The issue of entrapment as it relates to Stowe raises a more difficult question. Like the case of Jenrette, the jury had the opportunity to listen to the many taped conversations between Stowe, Weinberg and Amoroso and to observe Stowe on video tape. But, as the Court has already observed, it is not realistic to believe that a jury, actually observing the defendant commit the crime, is going to release him under a theory of entrapment. What makes this case more difficult is that Weinberg actively pursued Stowe for more than a year, promising to assist him in obtaining legitimate financing for a legitimate project. Stowe was not interested in bribery, and Weinberg knew or should have known that. There is no evidence that he was interested in bringing Jenrette into his financial picture. But Stowe was the key to Jenrette and there Weinberg, unguided by any instructions from the federal agents, continued his con on him and worked him by suggesting that he was about to receive financing. When Stowe seemed to tire of the game, Weinberg would give more hope. This was the classic stick and carrot game, the classic con game and the government had retained an expert in its execution. The government was never after Stowe -- the target was always "some congressman" presumably Jenrette.
However, the issue of entrapment, was fully set forth and presented to the jury and they were carefully instructed in this case. They were instructed as to inducement and as to predisposition. They had a chance to observe the tapes, both audio and visual, and to weigh the actual words of Stowe in determining whether he was predisposed to commit the crime. This Court finds the actions of the government in pursuing Stowe through Weinberg for well over a year to amount to outrageous conduct, since throughout that time, Weinberg was attempting to con Stowe into committing a crime. But the Court is without any guidelines since this issue directly relates to the issue of fundamental fairness, and due process. Once again, the Court finds it must stay its hand in view of the decision in Kelly. The Court observes however, as did the district court and the court of appeals in Kelly, that the Abscam drama was "an unwholesome spectacle". See 228 U.S. App.D.C. 55, at , 707 F.2d at 1477.
The motions are denied.
This comes before the Court on the motions for judgment of acquittal, or in lieu thereof, for a new trial, filed by the defendants. After giving careful consideration to the motions, and the opposition thereto, together with the arguments of counsel, and the record in this case, the Court concludes, for the reasons set forth in the Opinion filed herein, that the motions must be denied. In view of the above, it is hereby
ORDERED that the motions for judgment of acquittal, or in lieu thereof, for a new trial, are denied, and it is further
ORDERED that the Probation Office shall prepare a Presentence Report as to each defendant, said report may be prepared by the Probation Office in this District, or if directed by the Probation Office, by a Probation Office in another District, with final recommendation by the Probation Office in this District, and it is further

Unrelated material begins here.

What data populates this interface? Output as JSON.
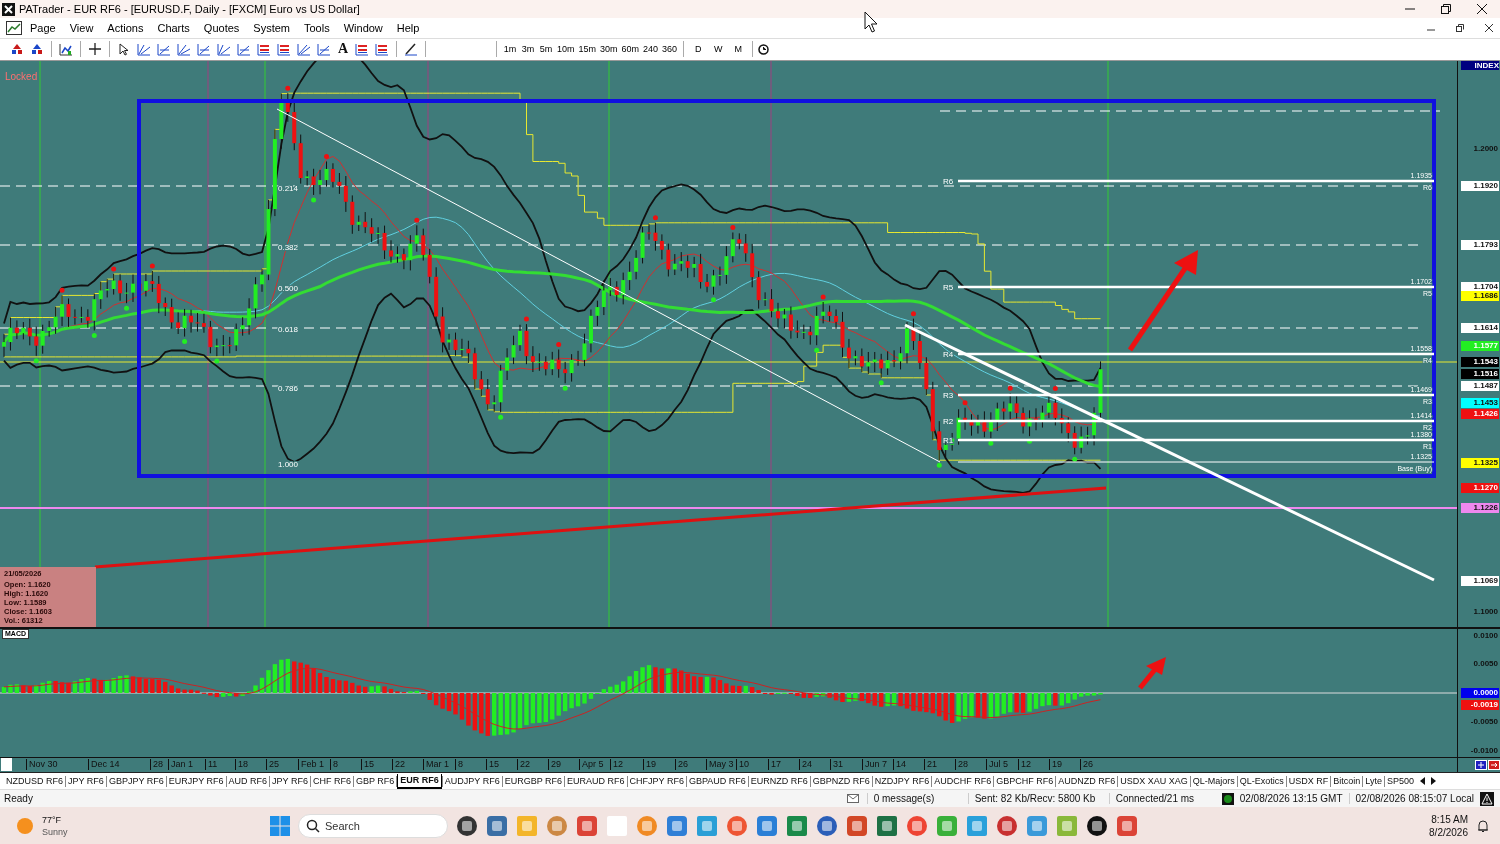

ORDERED that the defendants may remain on the same bond with the same conditions, and that once the presentence reports are completed, the defendants shall report to the Court on the date to be set for sentencing, and in the event the defendants fail to report, the Court shall issue a bench warrant for their arrest, and it is further
ORDERED that in the event the parties intend to file sentencing memoranda, said memoranda shall be filed not less than ten calendar days before the date set for sentencing.